Embattled personal data vendor ChoicePoint will stop selling sensitive consumer data to many of its customers, except when that data helps complete a consumer transaction or helps government or law enforcement, the company says in a statement.
The company decided to stop selling sensitive data, such as Social Security numbers and driver's license numbers, after being tricked into divulging personal information on about 145,000 people to identity thieves who posed as customers, according to a statement attributed to ChoicePoint Chairman and CEO Derek V. Smith.
"These changes are a direct result of the recent fraud activity, our review ... of our experience and products, and the response of consumers who have made it clear to us that they do not approve of sensitive personal data being used without direct benefit to them," Smith says in the statement, which was posted on ChoicePoint's Web site.

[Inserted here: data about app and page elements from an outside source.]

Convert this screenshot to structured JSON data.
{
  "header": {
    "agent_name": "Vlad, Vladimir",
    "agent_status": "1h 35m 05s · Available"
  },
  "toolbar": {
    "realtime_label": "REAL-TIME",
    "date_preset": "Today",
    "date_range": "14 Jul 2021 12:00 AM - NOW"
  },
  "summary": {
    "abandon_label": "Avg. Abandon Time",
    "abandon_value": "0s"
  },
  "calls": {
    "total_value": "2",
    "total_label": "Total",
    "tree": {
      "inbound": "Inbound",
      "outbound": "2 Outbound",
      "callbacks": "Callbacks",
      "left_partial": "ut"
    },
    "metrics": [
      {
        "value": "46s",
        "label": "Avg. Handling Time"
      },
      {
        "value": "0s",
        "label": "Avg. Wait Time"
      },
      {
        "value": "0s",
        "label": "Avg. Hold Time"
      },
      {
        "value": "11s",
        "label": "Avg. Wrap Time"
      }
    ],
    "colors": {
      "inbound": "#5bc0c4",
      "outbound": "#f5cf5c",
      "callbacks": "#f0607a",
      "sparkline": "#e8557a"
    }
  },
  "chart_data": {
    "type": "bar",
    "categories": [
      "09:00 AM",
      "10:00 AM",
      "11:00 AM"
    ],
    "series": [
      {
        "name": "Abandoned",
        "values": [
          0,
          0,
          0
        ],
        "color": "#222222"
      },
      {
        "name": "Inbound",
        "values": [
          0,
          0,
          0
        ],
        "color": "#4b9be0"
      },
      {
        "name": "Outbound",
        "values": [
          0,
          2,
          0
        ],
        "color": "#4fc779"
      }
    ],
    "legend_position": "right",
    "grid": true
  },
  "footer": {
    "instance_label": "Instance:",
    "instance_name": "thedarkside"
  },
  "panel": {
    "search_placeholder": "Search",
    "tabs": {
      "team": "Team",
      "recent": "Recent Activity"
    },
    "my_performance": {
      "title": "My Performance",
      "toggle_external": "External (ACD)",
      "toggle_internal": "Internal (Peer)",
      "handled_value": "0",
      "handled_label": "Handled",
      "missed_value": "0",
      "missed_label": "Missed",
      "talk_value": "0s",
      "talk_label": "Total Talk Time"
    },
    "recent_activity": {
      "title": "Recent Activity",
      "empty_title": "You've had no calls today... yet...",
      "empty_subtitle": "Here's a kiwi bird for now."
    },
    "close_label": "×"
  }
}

From now on, ChoicePoint will only sell sensitive personal information to customers when the data is necessary to complete a transaction, to accredited corporate customers that will use the data for user authentication or fraud prevention, or to help federal, state, and local government and criminal justice agencies, ChoicePoint says.
The move, which should be complete within 90 days, will eliminate a number of "information products" that the company now sells to its customers, especially small businesses, the company says.
ChoicePoint also says it is creating an independent office of credentialing compliance and privacy. The office will oversee ChoicePoint's overhaul of the company's customer credentialing process, which was blamed for allowing identity thieves to register as legitimate customers and order personal information, the company says in its statement.
Among other things, ChoicePoint is considering increasing the number of on-site visits it conducts when verifying customers, the company says.
ChoicePoint, of Alpharetta, Georgia, has access to about 19 billion public records, and the company reportedly has information on virtually every adult living in the U.S.
The company has been the focus of intense scrutiny and criticism since it acknowledged last month that identity thieves gained access to records and personal information on individuals in the 50 U.S. states, the District of Columbia, Puerto Rico, Guam and the U.S. Virgin Islands. Information provided by ChoicePoint has since been used in about 750 identity theft scams, according to the company.
Since disclosing the security breach, the company has been the focus of a U.S. Federal Trade Commission inquiry into its compliance with federal information security laws, a U.S. Securities and Exchange Commission (SEC) investigation into possible insider stock trading violations by its CEO and chief operating officer, and lawsuits alleging violations of the federal Fair Credit Reporting Act and California state law, ChoicePoint disclosed in a filing to the SEC last week.
The mishap has also prompted calls for new federal legislation to protect consumers. U.S. Senator Dianne Feinstein (D-California) introduced legislation called the Notification of Risk to Personal Data Act, which would require businesses and government agencies to notify victims when there is reason to believe a criminal obtained personal information.
Information on the ChoicePoint data theft became public only last month, after the company was compelled by California law to notify about 35,000 of the state's residents that their data had been exposed to identity theft. However, ChoicePoint has known about the theft since last September, but did not notify consumers, citing an investigation by law enforcement.
Public outcry forced ChoicePoint to strike a deal with 19 state attorneys general to notify the remaining 110,000 people whose data could have been exposed.
ChoicePoint supports a national dialogue about how public records information should be used and supports increased penalties of intentional misuse of personal information, says Kristen McCaughan, a company spokesperson.
The company also warned investors last week that the expected changes to its business, and continued fallout from the identity theft revelations, will hurt its bottom line in 2005.
ChoicePoint expects the changes to cut between $15 million and $20 million of revenue in 2005, not including $2 million that the company will spend purchasing credit reports and monitoring services for consumers affected by the theft, as well as legal, consulting, and technology expenses related to the incident, the company says.